PROMPT:
Copy, from the material below, every line in which the word "title" can be found.
+ + + +
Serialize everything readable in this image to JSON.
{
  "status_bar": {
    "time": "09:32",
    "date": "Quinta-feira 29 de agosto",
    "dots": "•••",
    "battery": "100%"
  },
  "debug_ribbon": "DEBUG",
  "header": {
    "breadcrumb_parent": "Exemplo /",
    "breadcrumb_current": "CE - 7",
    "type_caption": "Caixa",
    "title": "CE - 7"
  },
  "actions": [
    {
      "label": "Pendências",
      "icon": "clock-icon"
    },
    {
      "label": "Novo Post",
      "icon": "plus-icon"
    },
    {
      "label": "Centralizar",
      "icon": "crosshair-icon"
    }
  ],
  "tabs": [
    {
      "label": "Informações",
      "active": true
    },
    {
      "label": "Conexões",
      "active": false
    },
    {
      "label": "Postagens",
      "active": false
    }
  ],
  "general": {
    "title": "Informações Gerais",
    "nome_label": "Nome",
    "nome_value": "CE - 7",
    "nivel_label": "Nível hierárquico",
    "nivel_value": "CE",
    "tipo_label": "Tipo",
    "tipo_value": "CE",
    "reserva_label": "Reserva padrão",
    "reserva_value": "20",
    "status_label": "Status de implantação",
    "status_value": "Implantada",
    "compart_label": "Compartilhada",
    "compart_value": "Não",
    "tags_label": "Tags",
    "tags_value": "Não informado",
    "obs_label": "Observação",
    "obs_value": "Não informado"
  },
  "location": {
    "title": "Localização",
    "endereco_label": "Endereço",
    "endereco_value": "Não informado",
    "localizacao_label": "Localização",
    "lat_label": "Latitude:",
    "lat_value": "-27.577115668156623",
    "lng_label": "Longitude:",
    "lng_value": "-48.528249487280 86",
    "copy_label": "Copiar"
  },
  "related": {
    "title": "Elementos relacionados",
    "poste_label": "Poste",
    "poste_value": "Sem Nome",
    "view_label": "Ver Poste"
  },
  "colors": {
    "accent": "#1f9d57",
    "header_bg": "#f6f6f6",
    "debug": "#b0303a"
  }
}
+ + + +
ANSWER BOX:
    "title": "CE - 7"
    "title": "Informações Gerais",
    "title": "Localização",
    "title": "Elementos relacionados",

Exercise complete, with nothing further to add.